• [What you will do]: Copy out all lines of the material below in which "title" occurs.
:::::
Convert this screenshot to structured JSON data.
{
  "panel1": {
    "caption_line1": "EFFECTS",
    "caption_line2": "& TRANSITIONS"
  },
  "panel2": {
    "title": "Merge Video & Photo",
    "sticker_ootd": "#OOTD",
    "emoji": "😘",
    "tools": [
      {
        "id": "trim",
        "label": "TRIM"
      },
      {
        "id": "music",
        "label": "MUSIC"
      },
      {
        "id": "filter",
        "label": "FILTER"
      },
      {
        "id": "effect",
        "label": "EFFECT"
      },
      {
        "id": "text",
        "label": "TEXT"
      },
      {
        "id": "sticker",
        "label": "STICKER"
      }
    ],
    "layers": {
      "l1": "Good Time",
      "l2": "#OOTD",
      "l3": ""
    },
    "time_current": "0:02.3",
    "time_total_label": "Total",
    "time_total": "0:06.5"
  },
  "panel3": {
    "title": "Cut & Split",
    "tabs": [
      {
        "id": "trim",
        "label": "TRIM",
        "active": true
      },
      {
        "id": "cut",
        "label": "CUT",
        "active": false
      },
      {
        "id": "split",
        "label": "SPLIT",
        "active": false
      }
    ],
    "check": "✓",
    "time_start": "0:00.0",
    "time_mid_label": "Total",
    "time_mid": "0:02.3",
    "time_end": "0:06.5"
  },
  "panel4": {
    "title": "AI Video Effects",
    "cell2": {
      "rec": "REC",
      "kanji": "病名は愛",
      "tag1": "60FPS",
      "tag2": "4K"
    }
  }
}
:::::
• [Output of the exercise]:
    "title": "Merge Video & Photo",
    "title": "Cut & Split",
    "title": "AI Video Effects",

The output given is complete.